Another thing I feel annoyed with is that any Irish people not living in Ireland cannot vote. We need to be living there, and even if I returned home…. I would need to have been living in Ireland for at least a year before the vote date. So any referendum that’s happening, even if I return home to vote. . . I’m not allowed.

You know I get why people feel expats shouldn’t get a vote; we’ve been out of Ireland so we shouldn’t be able to dictate how it’s run. But I would like to move back one day. Ireland is still my home.  Just because we don’t live there doesn’t mean we don’t care about it. It was the lack of jobs that made me leave in the first place!

Another thing is, when my fiancé and I get married, he can only stay at most 3 months in Ireland. So say we decide that we want to live in Ireland for 1 year, and then move to Mexico for a while… unfortunately theres no way my fiancé can stay in Ireland for that amount of time. Even though we will be married! The country wants to make sure he plans to stay and live in Ireland for the foreseeable future. Only then will the government give him a stamp to allow him to stay. So even that makes us not want to move there.

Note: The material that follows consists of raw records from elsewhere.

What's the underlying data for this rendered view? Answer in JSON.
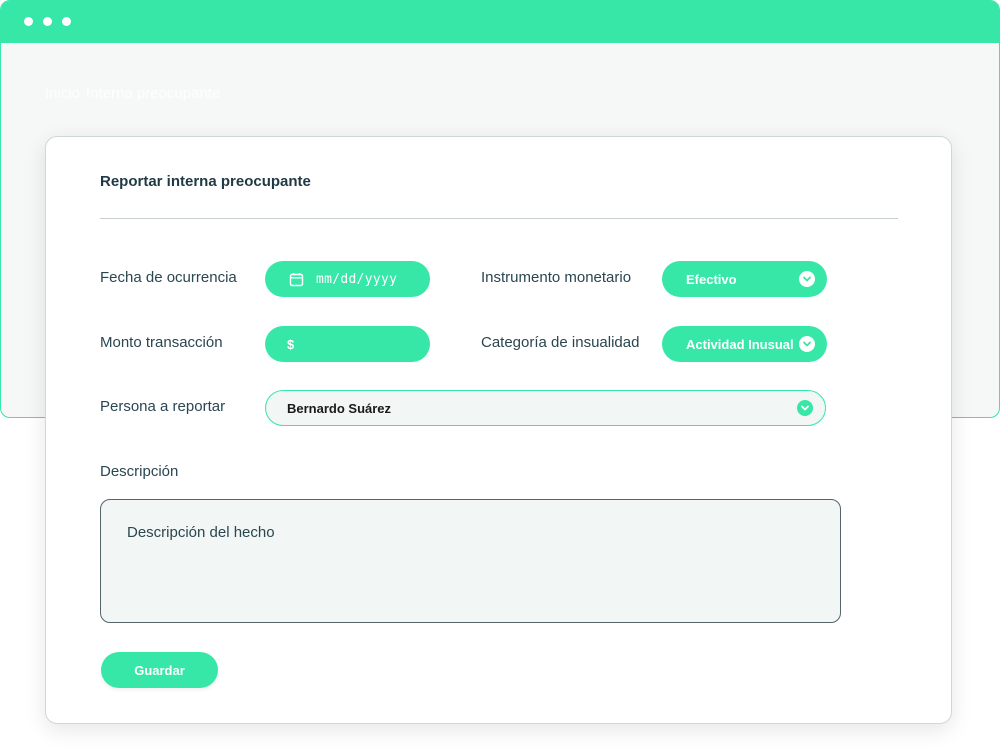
{
  "colors": {
    "accent": "#36e7a7",
    "text": "#2a4651",
    "field_bg": "#f2f6f5"
  },
  "breadcrumb": {
    "home": "Inicio",
    "current": "Interna preocupante"
  },
  "form": {
    "title": "Reportar interna preocupante",
    "fields": {
      "date_label": "Fecha de ocurrencia",
      "date_placeholder": "mm/dd/yyyy",
      "instrument_label": "Instrumento monetario",
      "instrument_value": "Efectivo",
      "amount_label": "Monto transacción",
      "amount_prefix": "$",
      "category_label": "Categoría de insualidad",
      "category_value": "Actividad Inusual",
      "person_label": "Persona a reportar",
      "person_value": "Bernardo Suárez",
      "description_label": "Descripción",
      "description_placeholder": "Descripción del hecho"
    },
    "save_label": "Guardar"
  },
  "icons": {
    "date": "calendar-icon",
    "dropdown": "chevron-down-icon"
  }
}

It feels like if I return home, the only good thing is that I’ll be near my family. At the moment, there is absolutely no incentive to return home. And it’s awful to say that….

I know I like to give out about China, but if feels more welcoming than Ireland at the moment. I feel even having a small child in China is better than in Ireland. I know a girl who is going home to Russia to have her baby, then she will come back to China. And I totally understand why.

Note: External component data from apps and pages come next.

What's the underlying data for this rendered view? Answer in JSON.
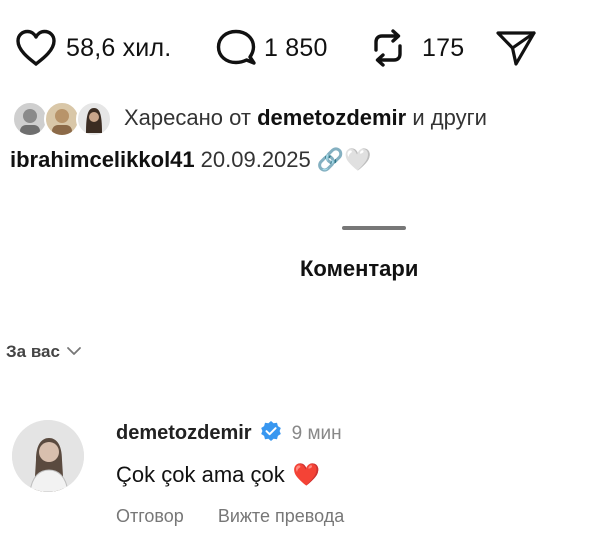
{
  "colors": {
    "text": "#111111",
    "muted": "#888888",
    "verified": "#3897f0",
    "heart_red": "#e8283c"
  },
  "actions": {
    "likes_count": "58,6 хил.",
    "comments_count": "1 850",
    "reposts_count": "175",
    "icons": [
      "heart-icon",
      "comment-bubble-icon",
      "repost-icon",
      "send-paper-plane-icon"
    ]
  },
  "liked_by": {
    "prefix": "Харесано от",
    "user": "demetozdemir",
    "suffix": "и други"
  },
  "caption": {
    "user": "ibrahimcelikkol41",
    "date": "20.09.2025",
    "emojis": "🔗🤍"
  },
  "comments_sheet": {
    "title": "Коментари",
    "filter_label": "За вас"
  },
  "comment": {
    "user": "demetozdemir",
    "time": "9 мин",
    "text": "Çok çok ama çok",
    "emoji": "❤️",
    "reply_label": "Отговор",
    "translate_label": "Вижте превода"
  }
}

  1. She can come back to her job and earn a good wage each month.
  2. She can hire a nanny to look after her child. So many foreigners here hire what we call an ‘ayi’, a lady who takes care of the children, cooks and cleans. And it’s not even very expensive. Then the parents can work full time and save money.
  3. You don’t need a car here. It’s very easy to travel around Chengdu, so you def don’t need a car. Theres €4,000 I wouldn’t need for insurance!

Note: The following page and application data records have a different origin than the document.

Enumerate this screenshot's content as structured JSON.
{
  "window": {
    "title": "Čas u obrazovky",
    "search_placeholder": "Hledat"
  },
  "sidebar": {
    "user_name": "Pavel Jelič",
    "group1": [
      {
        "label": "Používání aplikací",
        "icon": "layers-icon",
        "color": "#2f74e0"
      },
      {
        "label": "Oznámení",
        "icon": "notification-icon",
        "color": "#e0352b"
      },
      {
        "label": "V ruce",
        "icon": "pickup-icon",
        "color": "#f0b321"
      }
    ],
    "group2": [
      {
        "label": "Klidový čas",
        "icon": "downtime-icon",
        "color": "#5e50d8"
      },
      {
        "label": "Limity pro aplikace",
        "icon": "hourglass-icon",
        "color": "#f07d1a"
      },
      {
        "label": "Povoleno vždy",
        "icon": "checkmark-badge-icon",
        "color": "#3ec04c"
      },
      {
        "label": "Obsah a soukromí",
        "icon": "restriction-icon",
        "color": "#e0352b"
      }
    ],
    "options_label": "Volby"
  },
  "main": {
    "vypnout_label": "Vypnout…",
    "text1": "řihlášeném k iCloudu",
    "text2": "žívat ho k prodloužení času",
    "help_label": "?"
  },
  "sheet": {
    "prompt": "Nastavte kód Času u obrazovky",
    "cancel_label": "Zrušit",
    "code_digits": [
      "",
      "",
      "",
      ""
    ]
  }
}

So there are good points of having a baby in China.

But anyway, I’m rambling a bit!

Does anyone else feel like this about their own country? Are there incentives to go back home, or is the country where you are living now a better option?

再见

爱玲

Wage in China.

When working in China, usually foreign people will work full time, so meaning 20+ hours per week. Part timers, who usually study too, work around 10-15 hours per week. At the moment I’m working about 10. I’ve been doing some calculations, and surprisingly, I’m earning more in 10 hours in China, than if I work 20 hours in Ireland.

Say for example, in China; 1 one hour class you might earn 100yuan. (and this is a low payment). In Ireland, the minimum wage is 8.65euro. At todays exchange rate, 100yuan = 14.51euro. There’s a big difference between 8.65 and 14.51!

I know when you add it up the wage at home will be higher, but 100 yuan is a very slow wage, so expect that to be much higher.

So basically, I’m working 10 hours less than home, but my hourly wage is much higher. Pretty good deal, especially in China, where everything is much cheaper too.

So if you’re wondering if you will make some money in China, you will. Add to the fact that for private students you can charge sometimes 300+ yuan per class. 43.55euro for one class isn’t too shabby! 

Living in China isn’t all that bad!

再见!

Aisling.